I’ve decided I want a three month catch up with my diabetes educator. As good as I may be, I still need that reassurance. I need that fresh set of eyes that can pick up things that my diabetes brain cannot. I’ll continue to see the endocrinologist at the hospital, and get referrals for all of my important check ups there. Most importantly, I’ve got someone to touch base with inbetween. If the need arises, I’ll be able to call or e-mail, and make appointments inbetween. I already rest a lot easier at night knowing that I have someone reliable at the ready.

Two years ago, I doubt I would’ve had the confidence to be able to identify my needs, to speak up for what I wanted, or to go through with such a big decision.

Today, I’m confident that this is one of the best decisions I’ve made for my diabetes care. With a new addition, Team Frank feels stronger than ever.

Making the Leap into Private Diabetes Care
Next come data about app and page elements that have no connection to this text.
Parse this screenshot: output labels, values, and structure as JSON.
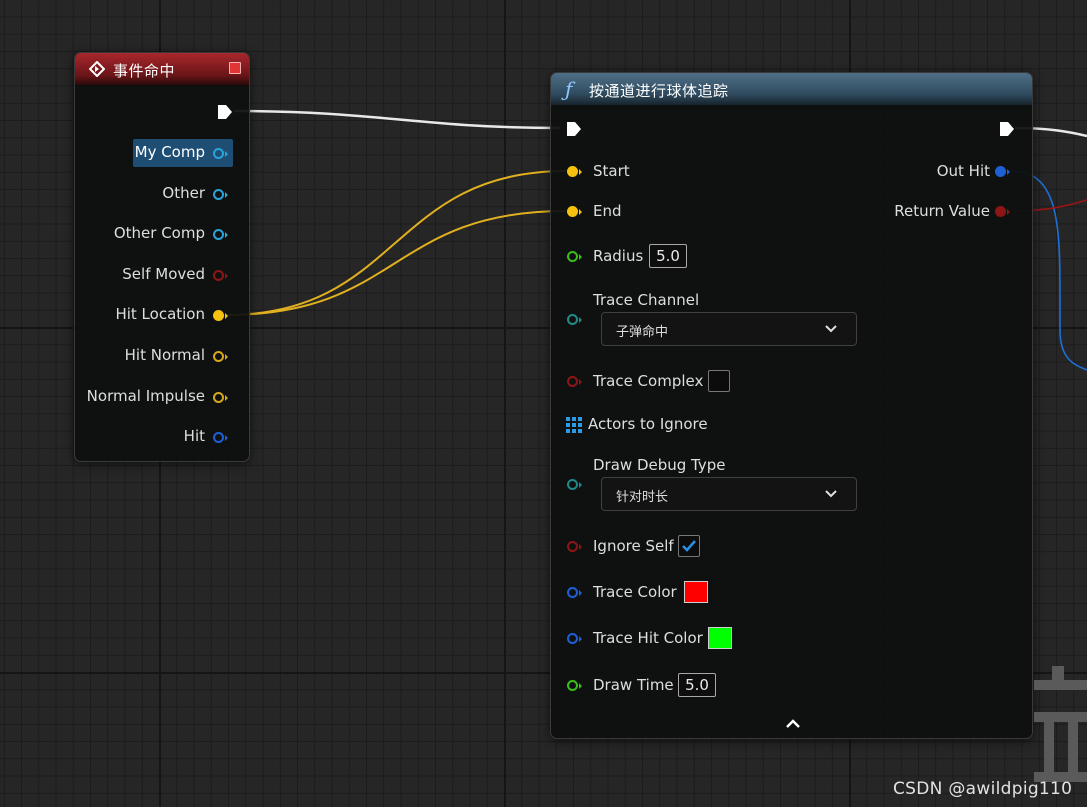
{
  "event_node": {
    "title": "事件命中",
    "pins": [
      {
        "label": "My Comp",
        "color": "#27a4dc",
        "highlighted": true
      },
      {
        "label": "Other",
        "color": "#27a4dc"
      },
      {
        "label": "Other Comp",
        "color": "#27a4dc"
      },
      {
        "label": "Self Moved",
        "color": "#8e1515"
      },
      {
        "label": "Hit Location",
        "color": "#f7c20f"
      },
      {
        "label": "Hit Normal",
        "color": "#d6a91a"
      },
      {
        "label": "Normal Impulse",
        "color": "#d6a91a"
      },
      {
        "label": "Hit",
        "color": "#1e5fd6"
      }
    ]
  },
  "func_node": {
    "title": "按通道进行球体追踪",
    "outputs": {
      "out_hit": "Out Hit",
      "return_value": "Return Value"
    },
    "inputs": {
      "start": "Start",
      "end": "End",
      "radius": {
        "label": "Radius",
        "value": "5.0"
      },
      "trace_channel": {
        "label": "Trace Channel",
        "value": "子弹命中"
      },
      "trace_complex": {
        "label": "Trace Complex",
        "checked": false
      },
      "actors_to_ignore": "Actors to Ignore",
      "draw_debug_type": {
        "label": "Draw Debug Type",
        "value": "针对时长"
      },
      "ignore_self": {
        "label": "Ignore Self",
        "checked": true
      },
      "trace_color": {
        "label": "Trace Color",
        "color": "#ff0000"
      },
      "trace_hit_color": {
        "label": "Trace Hit Color",
        "color": "#00ff00"
      },
      "draw_time": {
        "label": "Draw Time",
        "value": "5.0"
      }
    }
  },
  "colors": {
    "exec_wire": "#e8e8e8",
    "vector_wire": "#e0b020",
    "struct_wire": "#1f6fd6",
    "bool_wire": "#9a1515",
    "float_pin": "#38c016",
    "name_pin": "#1f8a8a",
    "bool_pin": "#8e1515",
    "color_pin": "#1e5fd6",
    "vector_pin": "#f7c20f"
  },
  "watermark": "CSDN @awildpig110"
}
I am extremely grateful for the diabetes care I have had access to over the past six years. The diabetes clinic at my local public hospital has given me access to every kind of service I could ask for manage my diabetes. All completely free of charge. Unless you count parking. Parking is a pain in the ass.

By far, the most amazing part of that diabetes clinic was my amazing Diabetes Educator, Gwen. Yeah, appointments were often as far as three months apart. Yeah, there was a gap in the middle of those six years where I probably should have kept in touch but didn’t. But Gwen was always there. She was always available by phone and by e-mail. She listened to me. She was someone I could rely on. I wouldn’t have wanted anyone else to support me as I began insulin pump therapy in May.

She retired several months ago.

In the last couple of weeks, I feel like I’ve lost my way. I no longer feel like I can achieve consistency day to day. I mean, I know I’m doing all the right things. Writing things down. Trying to take note of patterns. Checking my basal rates. Eyeing insulin to carb ratios. But none of these things seem to add up to consistent trends in blood sugar levels after eating.

I so wish I could call Gwen right now. All I want is someone to talk this over with. Someone who’s brain isn’t screaming diabetes, diabetes and more diabetes.

The high point of last week was a hba1c result that I had worked damn hard for. The low point was the diabetes education that went with it.

I’m a very hands on person with my diabetes management. Okay, maybe even a little too much of a micro manager. But the advice I received last week was very textbook. I didn’t feel that I was being listened to, nor did I feel that the way I choose to manage my diabetes was supported.

To be fair to this educator, it would have been difficult to give advice to someone who she had only met for the first time. Let alone in the space of a 30 minute appointment on a busy clinic day. Gwen was never replaced after she retired, which has meant a revolving door of whoever’s free to see me on the day I come into clinic.

However at the moment, I need better. I deserve better. I need someone who I can build a relationship with. I need someone who has more time for me than a busy and understaffed clinic in a public hospital allows. I need someone who will listen to me, and be supportive of my approach towards managing my diabetes.

The icing on the cake was being told that it would be okay for me to let my a1c creep back up a little, because that’s all I needed to avoid long term complications.

This is something that has weighed on my mind for some time. I have decided that I want to make the leap into private diabetes education.